As is often the case, electroless copper plating process systems include a second conditioning step after polyimide etch. While this author recommends such a step, it is with reservation. Basically, the second conditioning step must contain materials that are free rinsing so as to not leave a film on the polyimide. Such a film may lead to a barrier that reduces adhesion of the copper deposit. Should such a situation arise, the fabricator would be better served to run a performance test with no extra conditioner, one with 50% of the recommended concentration, and one test with the full recommendation. Then after plating, perform a tape test to quantify the adhesion, or lack thereof.
Electroless Copper Deposition
The importance of the conditioning step not withstanding, total success is not achievable without a low stress electroless copper deposit. Typically, deposited metals exhibiting a high degree of internal stress find it necessary to “pullaway” from the substrate in order to relieve the stress condition.
The literature reviews and basic research studies provide evidence that the grain structure of the copper deposit influences the deposit’s adhesion to the copper interconnect.
Microsections taken from test boards processed in different electroless copper process formulations show vastly varying structures. As shown in Figure 2, the structure is one that is considered a finely grained crystal structure that appeared “loose.” From multiple testing programs, this type of structure was more prone to hole wall pullaway and over all poor adhesion.
In Figure 3, the structure shown has a high correlation to good interconnect reliability, as determined by IST and thermal shock testing. In addition, this type of deposit structure exhibited very low stress and provides excellent adhesion when subjected to tape testing. It is highly recommended that for flex circuit applications, especially dynamic flex, maximum adhesion of the copper to the substrate be achieved. Further, the data supports the assertion that a low- to medium-deposition electroless copper process be employed for flexible circuit manufacturing. These types of electroless copper processes typically provide a low stress deposit with a fairly large grain structure.
This is not to say that direct metallization processes are not compatible to flex circuit fabrication. On the contrary, direct metalization is very proficient with respect to flex and will be reviewed in a future post.
About the Author:
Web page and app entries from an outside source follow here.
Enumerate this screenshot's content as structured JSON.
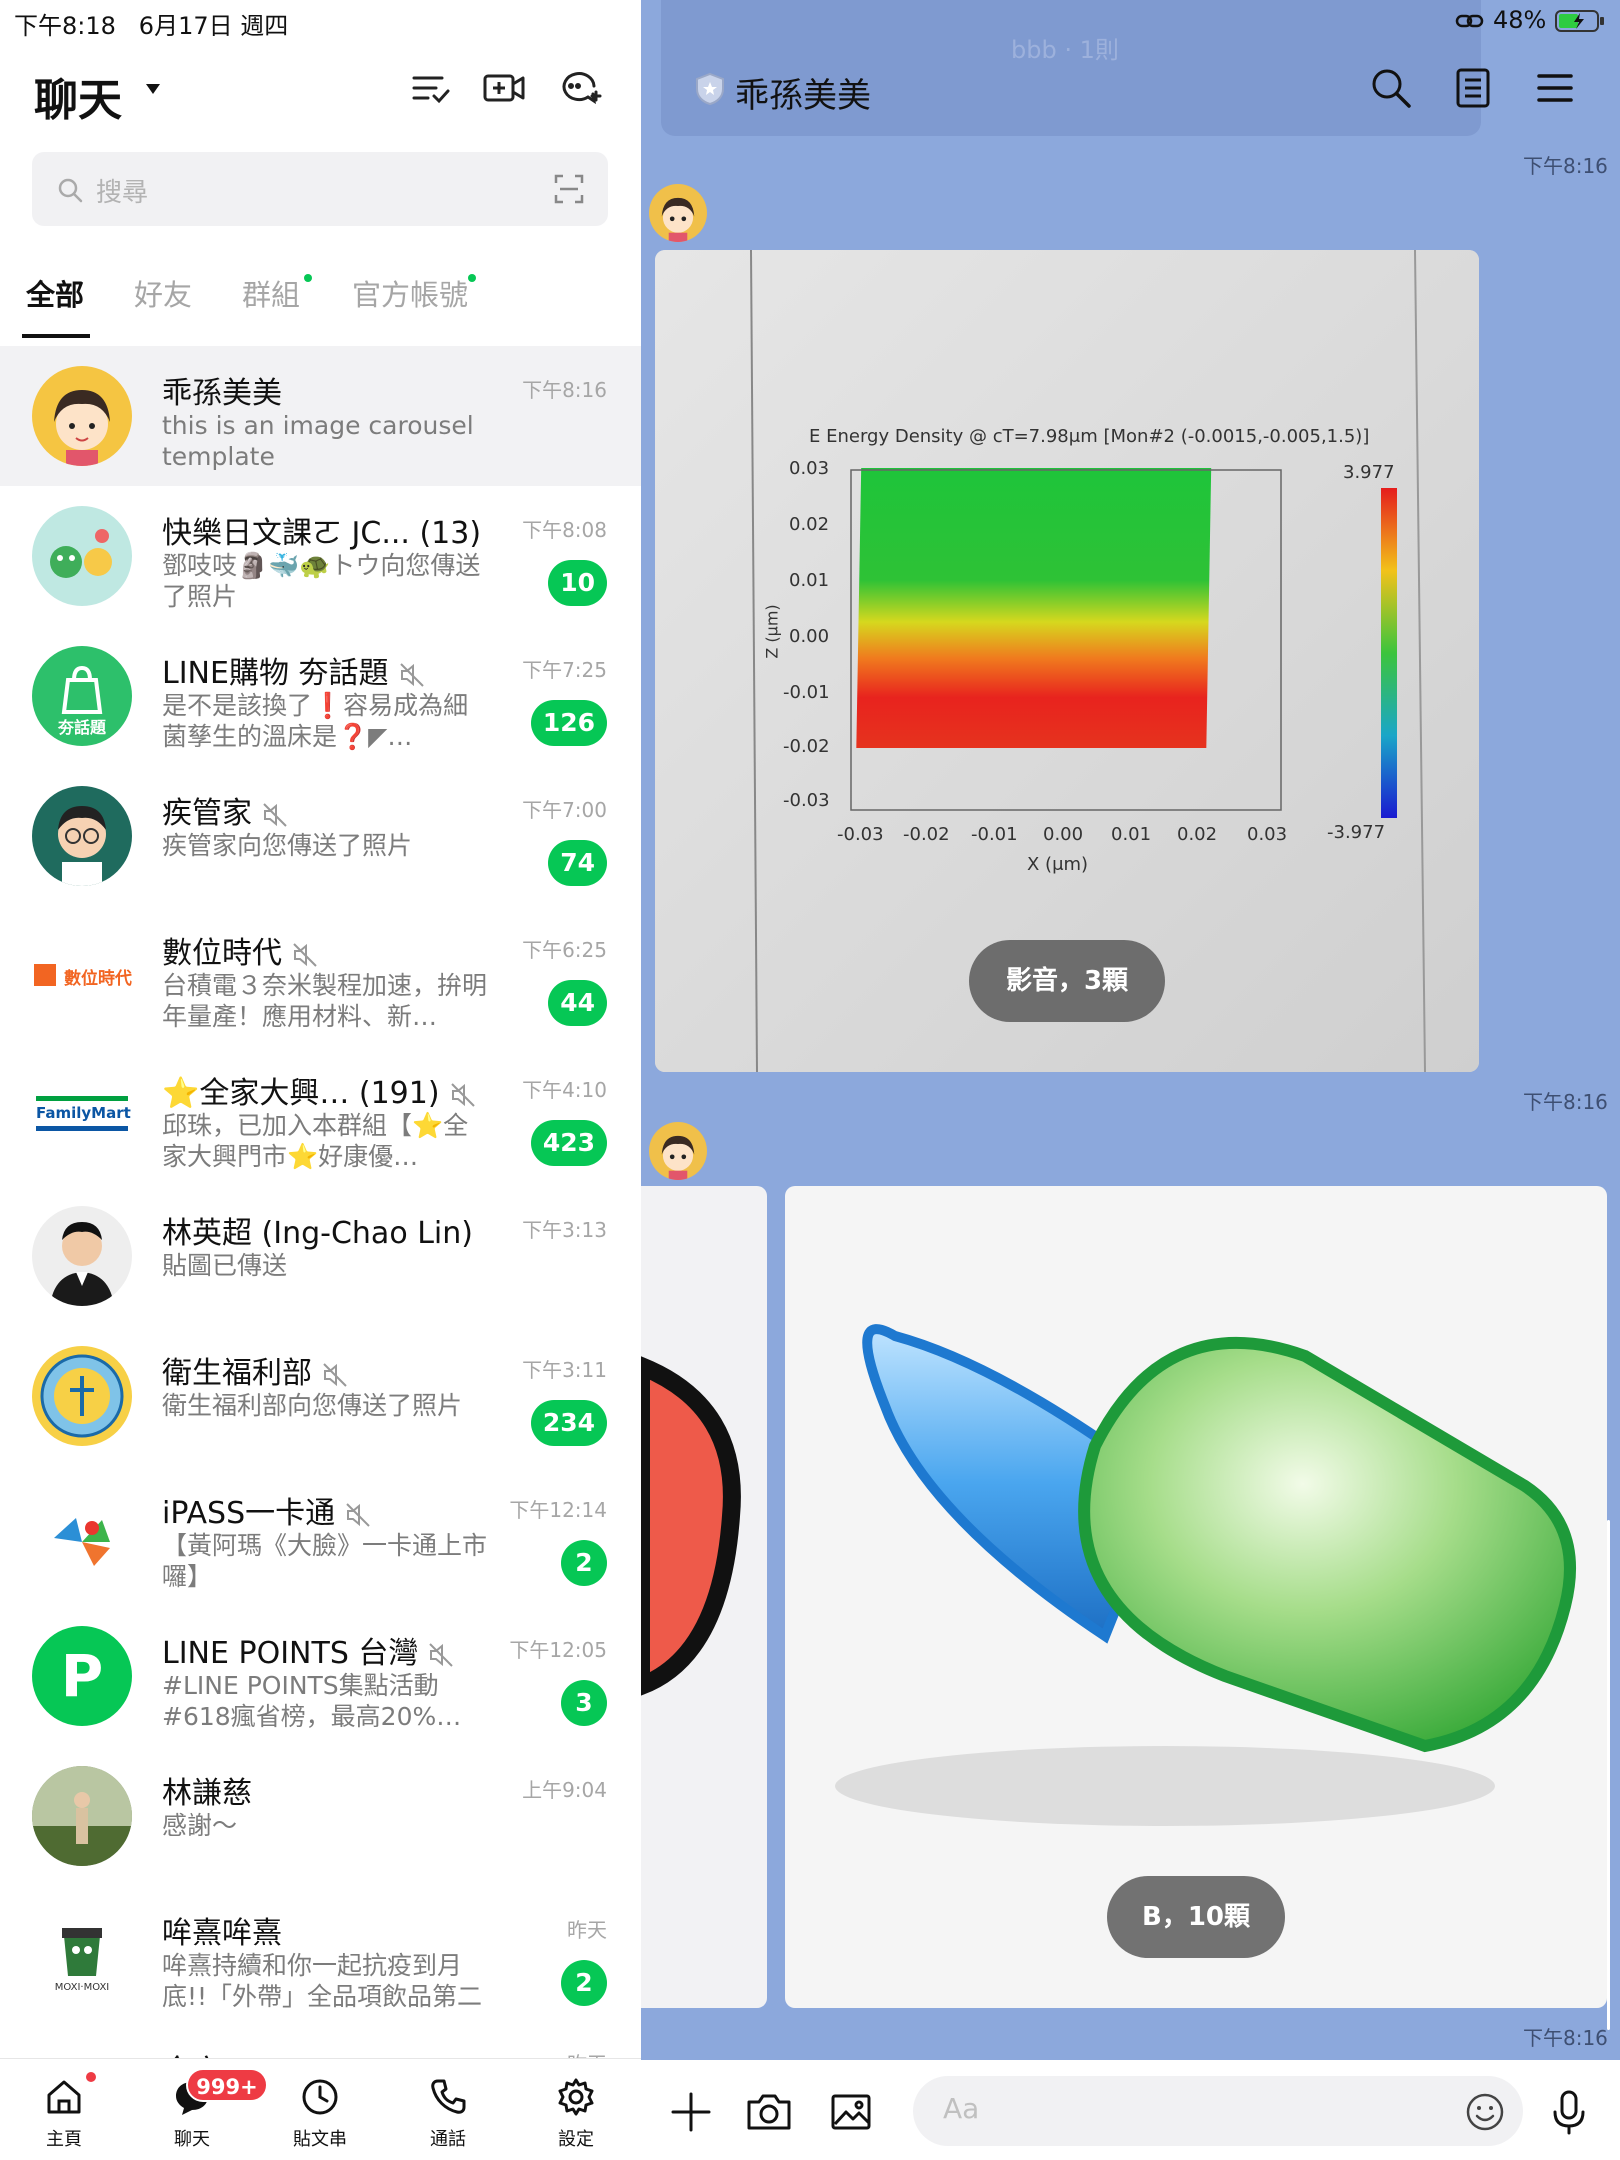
{
  "status": {
    "time": "下午8:18",
    "date": "6月17日 週四",
    "battery": "48%"
  },
  "header": {
    "title": "聊天"
  },
  "search": {
    "placeholder": "搜尋"
  },
  "tabs": [
    "全部",
    "好友",
    "群組",
    "官方帳號"
  ],
  "chats": [
    {
      "name": "乖孫美美",
      "message": "this is an image carousel template",
      "time": "下午8:16",
      "badge": ""
    },
    {
      "name": "快樂日文課ㄛ JC... (13)",
      "message": "鄧吱吱🗿🐳🐢トウ向您傳送了照片",
      "time": "下午8:08",
      "badge": "10"
    },
    {
      "name": "LINE購物 夯話題",
      "message": "是不是該換了❗容易成為細菌孳生的溫床是❓◤…",
      "time": "下午7:25",
      "badge": "126"
    },
    {
      "name": "疾管家",
      "message": "疾管家向您傳送了照片",
      "time": "下午7:00",
      "badge": "74"
    },
    {
      "name": "數位時代",
      "message": "台積電３奈米製程加速，拚明年量產！應用材料、新…",
      "time": "下午6:25",
      "badge": "44"
    },
    {
      "name": "⭐全家大興… (191)",
      "message": "邱珠，已加入本群組【⭐全家大興門市⭐好康優…",
      "time": "下午4:10",
      "badge": "423"
    },
    {
      "name": "林英超 (Ing-Chao Lin)",
      "message": "貼圖已傳送",
      "time": "下午3:13",
      "badge": ""
    },
    {
      "name": "衛生福利部",
      "message": "衛生福利部向您傳送了照片",
      "time": "下午3:11",
      "badge": "234"
    },
    {
      "name": "iPASS一卡通",
      "message": "【黃阿瑪《大臉》一卡通上市囉】",
      "time": "下午12:14",
      "badge": "2"
    },
    {
      "name": "LINE POINTS 台灣",
      "message": "#LINE POINTS集點活動#618瘋省榜，最高20%…",
      "time": "下午12:05",
      "badge": "3"
    },
    {
      "name": "林謙慈",
      "message": "感謝～",
      "time": "上午9:04",
      "badge": ""
    },
    {
      "name": "哞熹哞熹",
      "message": "哞熹持續和你一起抗疫到月底!!「外帶」全品項飲品第二杯…",
      "time": "昨天",
      "badge": "2"
    },
    {
      "name": "全家 FamilyMart",
      "message": "",
      "time": "昨天",
      "badge": ""
    }
  ],
  "avatar_texts": {
    "line_shopping": "夯話題",
    "bnext": "數位時代",
    "familymart": "FamilyMart",
    "moxi": "MOXI·MOXI",
    "points": "P"
  },
  "nav": {
    "home": "主頁",
    "chat": "聊天",
    "timeline": "貼文串",
    "calls": "通話",
    "settings": "設定",
    "badge": "999+"
  },
  "conversation": {
    "title": "乖孫美美",
    "faded_banner": "bbb · 1則",
    "time1": "下午8:16",
    "time2": "下午8:16",
    "time3": "下午8:16",
    "card1_label": "影音，3顆",
    "card2_label": "B，10顆",
    "input_placeholder": "Aa"
  },
  "photo_chart": {
    "title": "E Energy Density @ cT=7.98μm [Mon#2 (-0.0015,-0.005,1.5)]",
    "xlabel": "X (μm)",
    "ylabel": "Z (μm)",
    "xticks": [
      "-0.03",
      "-0.02",
      "-0.01",
      "0.00",
      "0.01",
      "0.02",
      "0.03"
    ],
    "yticks": [
      "0.03",
      "0.02",
      "0.01",
      "0.00",
      "-0.01",
      "-0.02",
      "-0.03"
    ],
    "cbar_max": "3.977",
    "cbar_min": "-3.977"
  },
  "colors": {
    "accent": "#06c755",
    "chat_bg": "#8ca8dc",
    "badge_red": "#ee3b44"
  }
}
Michael Carano is with RPB Chemical Technology. He has been involved in the PWB, general metal finishing photovoltaic industries for nearly 30 years and is currently co-chair of the IPC Technology Roadmap Executive Committee. Carano holds nine U.S. patents in topics including plating, metallization processes and PWB fabrication techniques. He was inducted into the IPC Hall of Fame in 2014 and has been a regular contributor to various industry publications throughout his career.